Want a Healthy Colon? Eat a Rainbow!

Fri, 12 Nov 2009 20:06:00 GMT

Many Americans are aware of which foods are heart-healthy, but they often don’t think about cooking for their colons. Colorectal cancer is the third most common cancer diagnosed in men and women in the United States and the second leading cause of cancer-related deaths, so it is just as important to understand how to choose colon-friendly foods. Lynn Goldstein, M.S., R.D., C.D.N., from the Jay Monahan Center at NewYork-Presbyterian Hospital/Weill Cornell Medical Center, has assembled her key tips on the best food choices for a healthier colon.



New Combined Laparoscopy and Colonoscopy Procedure May Avoid Need for Major Surgery

Sat, 02 Mar 2007 22:16:00 GMT

A small number of patients diagnosed with polyps in their large intestine have extensive or difficult-to-remove polyps, such as those that are flattened against the colon wall or in hard-to-reach places. As with all polyps that may develop into malignant cancers, they must be removed. Unlike regular polyps, extensive or difficult-to-reach polyps have, until now, necessitated open surgery with a lengthy recovery time. Now, an experimental procedure, laparoscopic surgery combined with carbon-dioxide assisted colonoscopy, allows most patients to return home in less than a day -- a potential advantage over traditional open surgery, which requires a three-to-seven-day hospital stay. The new procedure was developed and offered exclusively in the New York area by colon and rectal surgeons at NewYork-Presbyterian Hospital/Weill Cornell Medical Center.



Decades-Long Study Will Help Improve Surgery for Crohn's Disease

Wed, 20 Feb 2007 21:45:00 GMT

ecades of painstaking research has yielded the most in-depth look ever at the management of bowel stricture recurrence in patients who undergo surgery for Crohn's disease. The findings should provide much-needed guidance to surgeons and gastroenterologists battling this tough-to-manage intestinal disorder.

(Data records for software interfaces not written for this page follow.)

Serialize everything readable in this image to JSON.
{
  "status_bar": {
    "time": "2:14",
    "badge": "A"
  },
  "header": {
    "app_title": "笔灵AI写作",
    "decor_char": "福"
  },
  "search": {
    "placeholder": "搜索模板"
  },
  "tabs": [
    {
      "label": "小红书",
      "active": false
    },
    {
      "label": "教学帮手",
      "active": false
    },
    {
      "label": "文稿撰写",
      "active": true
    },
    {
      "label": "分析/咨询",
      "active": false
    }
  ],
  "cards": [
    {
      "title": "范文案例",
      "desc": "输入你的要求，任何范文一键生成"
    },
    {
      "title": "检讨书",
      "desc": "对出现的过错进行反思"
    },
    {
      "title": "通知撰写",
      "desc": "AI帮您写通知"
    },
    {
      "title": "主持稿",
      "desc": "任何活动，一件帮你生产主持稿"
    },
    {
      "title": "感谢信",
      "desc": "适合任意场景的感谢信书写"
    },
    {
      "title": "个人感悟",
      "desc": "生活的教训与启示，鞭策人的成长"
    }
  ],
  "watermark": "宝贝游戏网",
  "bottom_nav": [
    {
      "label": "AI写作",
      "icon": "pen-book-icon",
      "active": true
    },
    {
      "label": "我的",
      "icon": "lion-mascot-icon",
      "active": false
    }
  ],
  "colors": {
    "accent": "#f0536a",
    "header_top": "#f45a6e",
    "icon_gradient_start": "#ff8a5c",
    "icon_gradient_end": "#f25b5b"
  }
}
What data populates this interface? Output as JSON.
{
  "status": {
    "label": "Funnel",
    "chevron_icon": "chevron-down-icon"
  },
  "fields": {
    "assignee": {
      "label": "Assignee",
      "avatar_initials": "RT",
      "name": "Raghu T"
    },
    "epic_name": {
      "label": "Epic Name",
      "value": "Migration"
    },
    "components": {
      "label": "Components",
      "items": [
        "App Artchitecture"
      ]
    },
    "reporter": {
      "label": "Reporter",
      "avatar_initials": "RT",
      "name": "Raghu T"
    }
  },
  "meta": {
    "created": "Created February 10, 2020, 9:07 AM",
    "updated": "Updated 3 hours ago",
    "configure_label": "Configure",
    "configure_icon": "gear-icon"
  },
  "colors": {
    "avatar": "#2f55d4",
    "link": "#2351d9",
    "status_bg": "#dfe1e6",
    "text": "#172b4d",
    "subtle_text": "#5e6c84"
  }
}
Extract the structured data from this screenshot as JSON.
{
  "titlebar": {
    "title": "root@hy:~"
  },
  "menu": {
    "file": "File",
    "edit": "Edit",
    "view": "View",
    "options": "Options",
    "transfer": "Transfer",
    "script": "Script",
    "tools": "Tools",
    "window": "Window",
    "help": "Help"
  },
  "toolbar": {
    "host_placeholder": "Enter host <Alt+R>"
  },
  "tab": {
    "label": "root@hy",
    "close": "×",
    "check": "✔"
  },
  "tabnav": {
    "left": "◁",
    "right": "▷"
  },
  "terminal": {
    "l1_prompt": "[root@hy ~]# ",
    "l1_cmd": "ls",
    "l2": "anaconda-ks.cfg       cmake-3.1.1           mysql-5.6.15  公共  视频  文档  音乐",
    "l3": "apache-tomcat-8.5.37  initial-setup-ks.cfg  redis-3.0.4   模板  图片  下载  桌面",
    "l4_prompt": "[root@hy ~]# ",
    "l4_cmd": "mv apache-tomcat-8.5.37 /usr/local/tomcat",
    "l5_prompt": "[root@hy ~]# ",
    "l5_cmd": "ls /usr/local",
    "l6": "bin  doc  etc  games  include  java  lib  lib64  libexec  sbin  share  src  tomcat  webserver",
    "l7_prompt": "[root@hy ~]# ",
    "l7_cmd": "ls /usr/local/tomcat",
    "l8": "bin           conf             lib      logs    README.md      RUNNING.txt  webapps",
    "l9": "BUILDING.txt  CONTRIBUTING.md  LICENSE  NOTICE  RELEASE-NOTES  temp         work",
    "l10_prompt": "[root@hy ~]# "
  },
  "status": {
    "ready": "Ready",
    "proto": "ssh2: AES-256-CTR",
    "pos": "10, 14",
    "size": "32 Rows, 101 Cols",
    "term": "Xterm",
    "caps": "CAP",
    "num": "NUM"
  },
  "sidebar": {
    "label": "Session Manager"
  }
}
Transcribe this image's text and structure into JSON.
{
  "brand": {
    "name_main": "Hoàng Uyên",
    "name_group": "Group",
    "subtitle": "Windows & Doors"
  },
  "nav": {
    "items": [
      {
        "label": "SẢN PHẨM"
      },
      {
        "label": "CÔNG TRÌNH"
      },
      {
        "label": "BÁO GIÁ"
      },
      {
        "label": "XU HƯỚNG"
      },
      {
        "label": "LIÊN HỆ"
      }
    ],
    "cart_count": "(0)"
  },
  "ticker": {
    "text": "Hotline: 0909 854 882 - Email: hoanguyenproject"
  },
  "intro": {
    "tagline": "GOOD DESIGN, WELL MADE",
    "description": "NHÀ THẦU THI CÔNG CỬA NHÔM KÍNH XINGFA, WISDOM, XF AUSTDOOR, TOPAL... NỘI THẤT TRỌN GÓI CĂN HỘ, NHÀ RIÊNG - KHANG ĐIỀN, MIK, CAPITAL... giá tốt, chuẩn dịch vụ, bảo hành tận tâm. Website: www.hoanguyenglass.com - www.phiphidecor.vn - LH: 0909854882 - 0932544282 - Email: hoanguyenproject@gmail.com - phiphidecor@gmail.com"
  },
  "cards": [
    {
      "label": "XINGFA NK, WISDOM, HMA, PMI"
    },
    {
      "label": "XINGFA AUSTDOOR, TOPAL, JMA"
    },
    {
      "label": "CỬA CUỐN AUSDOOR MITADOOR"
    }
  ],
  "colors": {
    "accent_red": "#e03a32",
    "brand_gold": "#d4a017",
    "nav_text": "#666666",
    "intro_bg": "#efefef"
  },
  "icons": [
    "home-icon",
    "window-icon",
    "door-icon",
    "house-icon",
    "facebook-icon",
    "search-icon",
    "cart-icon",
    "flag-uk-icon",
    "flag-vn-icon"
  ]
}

Published in the journal Surgery, the study is the brainchild of Dr. Fabrizio Michelassi, chairman of the Department of Surgery and the Lewis Atterbury Stimson Professor of Surgery at Weill Cornell Medical College, and surgeon-in-chief at NewYork-Presbyterian Hospital/Weill Cornell Medical Center in New York City.